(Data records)
********************

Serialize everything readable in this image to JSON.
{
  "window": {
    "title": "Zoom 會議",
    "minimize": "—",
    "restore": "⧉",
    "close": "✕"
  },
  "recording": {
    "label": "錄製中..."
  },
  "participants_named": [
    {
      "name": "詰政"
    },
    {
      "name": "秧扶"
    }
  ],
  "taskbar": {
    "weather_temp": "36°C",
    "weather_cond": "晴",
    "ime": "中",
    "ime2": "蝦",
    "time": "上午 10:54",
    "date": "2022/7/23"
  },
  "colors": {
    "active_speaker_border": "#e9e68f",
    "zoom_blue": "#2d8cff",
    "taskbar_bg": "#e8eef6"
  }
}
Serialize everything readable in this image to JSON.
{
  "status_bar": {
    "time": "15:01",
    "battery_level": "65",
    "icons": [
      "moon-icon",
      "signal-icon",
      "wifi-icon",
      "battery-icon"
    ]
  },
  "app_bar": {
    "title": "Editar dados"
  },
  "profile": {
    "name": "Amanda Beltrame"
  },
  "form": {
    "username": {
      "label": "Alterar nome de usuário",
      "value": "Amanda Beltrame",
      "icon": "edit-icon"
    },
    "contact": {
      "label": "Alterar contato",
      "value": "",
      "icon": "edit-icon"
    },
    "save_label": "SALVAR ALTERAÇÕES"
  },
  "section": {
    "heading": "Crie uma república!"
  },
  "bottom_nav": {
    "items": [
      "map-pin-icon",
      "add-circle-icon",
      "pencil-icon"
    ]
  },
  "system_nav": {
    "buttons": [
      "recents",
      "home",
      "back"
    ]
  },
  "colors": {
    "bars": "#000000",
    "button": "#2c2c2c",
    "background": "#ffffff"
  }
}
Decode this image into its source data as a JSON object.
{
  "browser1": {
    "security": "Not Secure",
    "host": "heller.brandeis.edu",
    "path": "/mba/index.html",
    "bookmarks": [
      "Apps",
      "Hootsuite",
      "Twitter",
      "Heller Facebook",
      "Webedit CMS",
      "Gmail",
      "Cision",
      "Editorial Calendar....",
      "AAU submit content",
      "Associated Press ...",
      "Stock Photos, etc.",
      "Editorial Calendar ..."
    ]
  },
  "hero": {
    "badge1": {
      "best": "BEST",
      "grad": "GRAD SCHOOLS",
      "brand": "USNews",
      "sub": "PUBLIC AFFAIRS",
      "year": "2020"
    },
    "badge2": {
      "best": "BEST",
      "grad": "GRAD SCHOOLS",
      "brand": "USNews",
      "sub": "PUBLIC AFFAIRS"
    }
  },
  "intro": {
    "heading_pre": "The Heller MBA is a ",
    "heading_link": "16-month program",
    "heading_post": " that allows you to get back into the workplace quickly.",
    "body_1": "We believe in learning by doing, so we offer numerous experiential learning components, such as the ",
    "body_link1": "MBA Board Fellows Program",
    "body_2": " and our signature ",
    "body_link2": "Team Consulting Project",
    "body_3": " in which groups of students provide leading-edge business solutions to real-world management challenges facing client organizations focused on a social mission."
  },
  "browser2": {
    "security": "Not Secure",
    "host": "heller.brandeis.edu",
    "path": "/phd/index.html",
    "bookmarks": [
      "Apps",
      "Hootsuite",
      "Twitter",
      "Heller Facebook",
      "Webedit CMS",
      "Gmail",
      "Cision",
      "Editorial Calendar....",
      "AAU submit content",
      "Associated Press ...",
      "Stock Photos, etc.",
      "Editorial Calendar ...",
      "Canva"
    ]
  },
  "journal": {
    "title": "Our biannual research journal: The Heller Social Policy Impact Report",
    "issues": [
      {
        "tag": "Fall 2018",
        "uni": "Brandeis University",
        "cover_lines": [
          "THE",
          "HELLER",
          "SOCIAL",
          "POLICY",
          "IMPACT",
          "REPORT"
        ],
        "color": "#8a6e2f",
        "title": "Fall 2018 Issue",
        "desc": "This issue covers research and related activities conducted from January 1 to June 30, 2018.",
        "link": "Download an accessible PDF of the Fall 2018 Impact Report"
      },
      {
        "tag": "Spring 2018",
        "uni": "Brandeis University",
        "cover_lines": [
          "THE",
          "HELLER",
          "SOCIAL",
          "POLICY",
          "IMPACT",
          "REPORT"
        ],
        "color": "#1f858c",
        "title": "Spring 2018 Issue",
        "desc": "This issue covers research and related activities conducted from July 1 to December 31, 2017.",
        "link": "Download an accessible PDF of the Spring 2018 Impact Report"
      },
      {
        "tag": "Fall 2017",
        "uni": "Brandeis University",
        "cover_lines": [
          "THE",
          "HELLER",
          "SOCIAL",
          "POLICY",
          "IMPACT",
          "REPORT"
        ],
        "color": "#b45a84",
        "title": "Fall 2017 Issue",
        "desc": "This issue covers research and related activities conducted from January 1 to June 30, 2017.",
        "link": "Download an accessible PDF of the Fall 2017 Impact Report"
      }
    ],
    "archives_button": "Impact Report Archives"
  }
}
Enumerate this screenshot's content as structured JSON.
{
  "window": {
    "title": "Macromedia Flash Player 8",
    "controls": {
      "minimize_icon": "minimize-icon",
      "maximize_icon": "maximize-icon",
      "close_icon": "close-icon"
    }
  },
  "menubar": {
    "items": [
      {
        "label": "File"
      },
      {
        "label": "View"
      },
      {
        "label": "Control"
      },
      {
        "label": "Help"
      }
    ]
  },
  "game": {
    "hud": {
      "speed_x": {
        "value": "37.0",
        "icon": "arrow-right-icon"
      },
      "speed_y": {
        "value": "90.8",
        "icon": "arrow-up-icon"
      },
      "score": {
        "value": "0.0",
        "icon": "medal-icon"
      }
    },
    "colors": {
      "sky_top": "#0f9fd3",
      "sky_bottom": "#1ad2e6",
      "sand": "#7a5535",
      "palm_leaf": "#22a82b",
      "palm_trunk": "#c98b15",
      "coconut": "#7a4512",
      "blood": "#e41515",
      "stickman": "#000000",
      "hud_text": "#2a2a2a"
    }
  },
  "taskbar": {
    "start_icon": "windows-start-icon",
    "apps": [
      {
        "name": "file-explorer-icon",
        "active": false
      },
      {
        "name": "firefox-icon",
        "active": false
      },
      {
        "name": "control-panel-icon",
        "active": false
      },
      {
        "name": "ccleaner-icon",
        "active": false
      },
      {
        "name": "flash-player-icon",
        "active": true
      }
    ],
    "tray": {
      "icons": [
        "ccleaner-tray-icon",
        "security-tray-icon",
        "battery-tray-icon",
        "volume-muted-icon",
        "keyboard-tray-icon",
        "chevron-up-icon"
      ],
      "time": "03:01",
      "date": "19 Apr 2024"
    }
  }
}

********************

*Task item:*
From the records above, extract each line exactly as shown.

*Reply to the exercise:*
Serialize everything readable in this image to JSON.
{
  "window": {
    "title": "Zoom 會議",
    "minimize": "—",
    "restore": "⧉",
    "close": "✕"
  },
  "recording": {
    "label": "錄製中..."
  },
  "participants_named": [
    {
      "name": "詰政"
    },
    {
      "name": "秧扶"
    }
  ],
  "taskbar": {
    "weather_temp": "36°C",
    "weather_cond": "晴",
    "ime": "中",
    "ime2": "蝦",
    "time": "上午 10:54",
    "date": "2022/7/23"
  },
  "colors": {
    "active_speaker_border": "#e9e68f",
    "zoom_blue": "#2d8cff",
    "taskbar_bg": "#e8eef6"
  }
}
Serialize everything readable in this image to JSON.
{
  "status_bar": {
    "time": "15:01",
    "battery_level": "65",
    "icons": [
      "moon-icon",
      "signal-icon",
      "wifi-icon",
      "battery-icon"
    ]
  },
  "app_bar": {
    "title": "Editar dados"
  },
  "profile": {
    "name": "Amanda Beltrame"
  },
  "form": {
    "username": {
      "label": "Alterar nome de usuário",
      "value": "Amanda Beltrame",
      "icon": "edit-icon"
    },
    "contact": {
      "label": "Alterar contato",
      "value": "",
      "icon": "edit-icon"
    },
    "save_label": "SALVAR ALTERAÇÕES"
  },
  "section": {
    "heading": "Crie uma república!"
  },
  "bottom_nav": {
    "items": [
      "map-pin-icon",
      "add-circle-icon",
      "pencil-icon"
    ]
  },
  "system_nav": {
    "buttons": [
      "recents",
      "home",
      "back"
    ]
  },
  "colors": {
    "bars": "#000000",
    "button": "#2c2c2c",
    "background": "#ffffff"
  }
}
Decode this image into its source data as a JSON object.
{
  "browser1": {
    "security": "Not Secure",
    "host": "heller.brandeis.edu",
    "path": "/mba/index.html",
    "bookmarks": [
      "Apps",
      "Hootsuite",
      "Twitter",
      "Heller Facebook",
      "Webedit CMS",
      "Gmail",
      "Cision",
      "Editorial Calendar....",
      "AAU submit content",
      "Associated Press ...",
      "Stock Photos, etc.",
      "Editorial Calendar ..."
    ]
  },
  "hero": {
    "badge1": {
      "best": "BEST",
      "grad": "GRAD SCHOOLS",
      "brand": "USNews",
      "sub": "PUBLIC AFFAIRS",
      "year": "2020"
    },
    "badge2": {
      "best": "BEST",
      "grad": "GRAD SCHOOLS",
      "brand": "USNews",
      "sub": "PUBLIC AFFAIRS"
    }
  },
  "intro": {
    "heading_pre": "The Heller MBA is a ",
    "heading_link": "16-month program",
    "heading_post": " that allows you to get back into the workplace quickly.",
    "body_1": "We believe in learning by doing, so we offer numerous experiential learning components, such as the ",
    "body_link1": "MBA Board Fellows Program",
    "body_2": " and our signature ",
    "body_link2": "Team Consulting Project",
    "body_3": " in which groups of students provide leading-edge business solutions to real-world management challenges facing client organizations focused on a social mission."
  },
  "browser2": {
    "security": "Not Secure",
    "host": "heller.brandeis.edu",
    "path": "/phd/index.html",
    "bookmarks": [
      "Apps",
      "Hootsuite",
      "Twitter",
      "Heller Facebook",
      "Webedit CMS",
      "Gmail",
      "Cision",
      "Editorial Calendar....",
      "AAU submit content",
      "Associated Press ...",
      "Stock Photos, etc.",
      "Editorial Calendar ...",
      "Canva"
    ]
  },
  "journal": {
    "title": "Our biannual research journal: The Heller Social Policy Impact Report",
    "issues": [
      {
        "tag": "Fall 2018",
        "uni": "Brandeis University",
        "cover_lines": [
          "THE",
          "HELLER",
          "SOCIAL",
          "POLICY",
          "IMPACT",
          "REPORT"
        ],
        "color": "#8a6e2f",
        "title": "Fall 2018 Issue",
        "desc": "This issue covers research and related activities conducted from January 1 to June 30, 2018.",
        "link": "Download an accessible PDF of the Fall 2018 Impact Report"
      },
      {
        "tag": "Spring 2018",
        "uni": "Brandeis University",
        "cover_lines": [
          "THE",
          "HELLER",
          "SOCIAL",
          "POLICY",
          "IMPACT",
          "REPORT"
        ],
        "color": "#1f858c",
        "title": "Spring 2018 Issue",
        "desc": "This issue covers research and related activities conducted from July 1 to December 31, 2017.",
        "link": "Download an accessible PDF of the Spring 2018 Impact Report"
      },
      {
        "tag": "Fall 2017",
        "uni": "Brandeis University",
        "cover_lines": [
          "THE",
          "HELLER",
          "SOCIAL",
          "POLICY",
          "IMPACT",
          "REPORT"
        ],
        "color": "#b45a84",
        "title": "Fall 2017 Issue",
        "desc": "This issue covers research and related activities conducted from January 1 to June 30, 2017.",
        "link": "Download an accessible PDF of the Fall 2017 Impact Report"
      }
    ],
    "archives_button": "Impact Report Archives"
  }
}
Enumerate this screenshot's content as structured JSON.
{
  "window": {
    "title": "Macromedia Flash Player 8",
    "controls": {
      "minimize_icon": "minimize-icon",
      "maximize_icon": "maximize-icon",
      "close_icon": "close-icon"
    }
  },
  "menubar": {
    "items": [
      {
        "label": "File"
      },
      {
        "label": "View"
      },
      {
        "label": "Control"
      },
      {
        "label": "Help"
      }
    ]
  },
  "game": {
    "hud": {
      "speed_x": {
        "value": "37.0",
        "icon": "arrow-right-icon"
      },
      "speed_y": {
        "value": "90.8",
        "icon": "arrow-up-icon"
      },
      "score": {
        "value": "0.0",
        "icon": "medal-icon"
      }
    },
    "colors": {
      "sky_top": "#0f9fd3",
      "sky_bottom": "#1ad2e6",
      "sand": "#7a5535",
      "palm_leaf": "#22a82b",
      "palm_trunk": "#c98b15",
      "coconut": "#7a4512",
      "blood": "#e41515",
      "stickman": "#000000",
      "hud_text": "#2a2a2a"
    }
  },
  "taskbar": {
    "start_icon": "windows-start-icon",
    "apps": [
      {
        "name": "file-explorer-icon",
        "active": false
      },
      {
        "name": "firefox-icon",
        "active": false
      },
      {
        "name": "control-panel-icon",
        "active": false
      },
      {
        "name": "ccleaner-icon",
        "active": false
      },
      {
        "name": "flash-player-icon",
        "active": true
      }
    ],
    "tray": {
      "icons": [
        "ccleaner-tray-icon",
        "security-tray-icon",
        "battery-tray-icon",
        "volume-muted-icon",
        "keyboard-tray-icon",
        "chevron-up-icon"
      ],
      "time": "03:01",
      "date": "19 Apr 2024"
    }
  }
}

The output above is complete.